[Page and application data records]
────────────────

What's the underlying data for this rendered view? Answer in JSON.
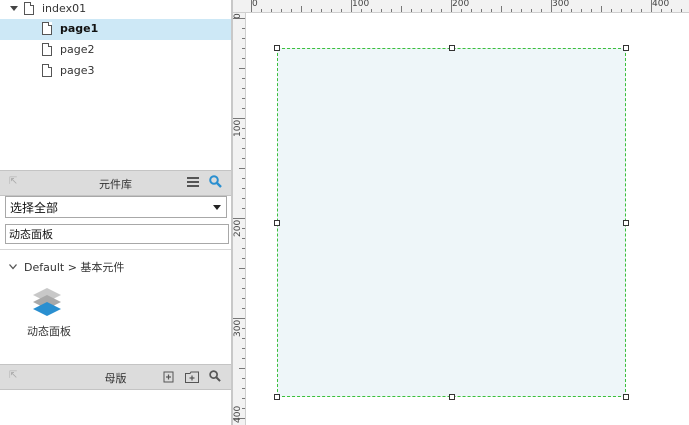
{
  "sitemap": {
    "root": "index01",
    "pages": [
      {
        "label": "page1",
        "selected": true
      },
      {
        "label": "page2",
        "selected": false
      },
      {
        "label": "page3",
        "selected": false
      }
    ]
  },
  "library": {
    "title": "元件库",
    "select_value": "选择全部",
    "search_value": "动态面板",
    "breadcrumb": "Default > 基本元件",
    "widget_label": "动态面板"
  },
  "masters": {
    "title": "母版"
  },
  "ruler": {
    "h_ticks": [
      "0",
      "100",
      "200",
      "300",
      "400"
    ],
    "v_ticks": [
      "0",
      "100",
      "200",
      "300",
      "400"
    ]
  },
  "colors": {
    "selected_row": "#cde8f6",
    "accent_blue": "#2a8fd0",
    "panel_fill": "#eef6f9",
    "panel_border": "#3cc03c"
  }
}
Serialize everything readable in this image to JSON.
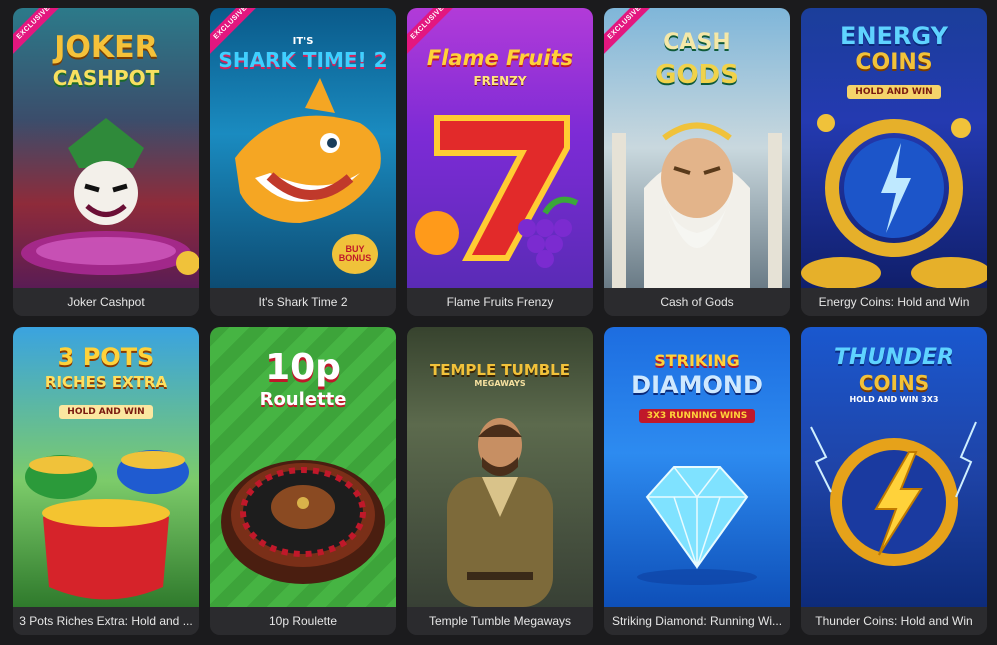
{
  "colors": {
    "page_bg": "#1b1b1d",
    "caption_bg": "#2b2b2e",
    "caption_text": "#e6e6e6",
    "exclusive_badge": "#e3177f"
  },
  "games": [
    {
      "title": "Joker Cashpot",
      "exclusive": true,
      "badge": "EXCLUSIVE",
      "logo_line1": "JOKER",
      "logo_line2": "CASHPOT"
    },
    {
      "title": "It's Shark Time 2",
      "exclusive": true,
      "badge": "EXCLUSIVE",
      "logo_line1": "IT'S",
      "logo_line2": "SHARK TIME! 2",
      "tag": "BUY BONUS"
    },
    {
      "title": "Flame Fruits Frenzy",
      "exclusive": true,
      "badge": "EXCLUSIVE",
      "logo_line1": "Flame Fruits",
      "logo_line2": "FRENZY"
    },
    {
      "title": "Cash of Gods",
      "exclusive": true,
      "badge": "EXCLUSIVE",
      "logo_line1": "CASH",
      "logo_line2": "GODS"
    },
    {
      "title": "Energy Coins: Hold and Win",
      "exclusive": false,
      "logo_line1": "ENERGY",
      "logo_line2": "COINS",
      "tag": "HOLD AND WIN"
    },
    {
      "title": "3 Pots Riches Extra: Hold and ...",
      "exclusive": false,
      "logo_line1": "3 POTS",
      "logo_line2": "RICHES EXTRA",
      "tag": "HOLD AND WIN"
    },
    {
      "title": "10p Roulette",
      "exclusive": false,
      "logo_line1": "10p",
      "logo_line2": "Roulette"
    },
    {
      "title": "Temple Tumble Megaways",
      "exclusive": false,
      "logo_line1": "TEMPLE TUMBLE",
      "logo_line2": "MEGAWAYS"
    },
    {
      "title": "Striking Diamond: Running Wi...",
      "exclusive": false,
      "logo_line1": "STRIKING",
      "logo_line2": "DIAMOND",
      "tag": "3X3 RUNNING WINS"
    },
    {
      "title": "Thunder Coins: Hold and Win",
      "exclusive": false,
      "logo_line1": "THUNDER",
      "logo_line2": "COINS",
      "tag": "HOLD AND WIN 3X3"
    }
  ]
}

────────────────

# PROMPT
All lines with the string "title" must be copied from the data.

# REPLY
    "title": "元件库",
    "title": "母版"
      "title": "Joker Cashpot",
      "title": "It's Shark Time 2",
      "title": "Flame Fruits Frenzy",
      "title": "Cash of Gods",
      "title": "Energy Coins: Hold and Win",
      "title": "3 Pots Riches Extra: Hold and ...",
      "title": "10p Roulette",
      "title": "Temple Tumble Megaways",
      "title": "Striking Diamond: Running Wi...",
      "title": "Thunder Coins: Hold and Win",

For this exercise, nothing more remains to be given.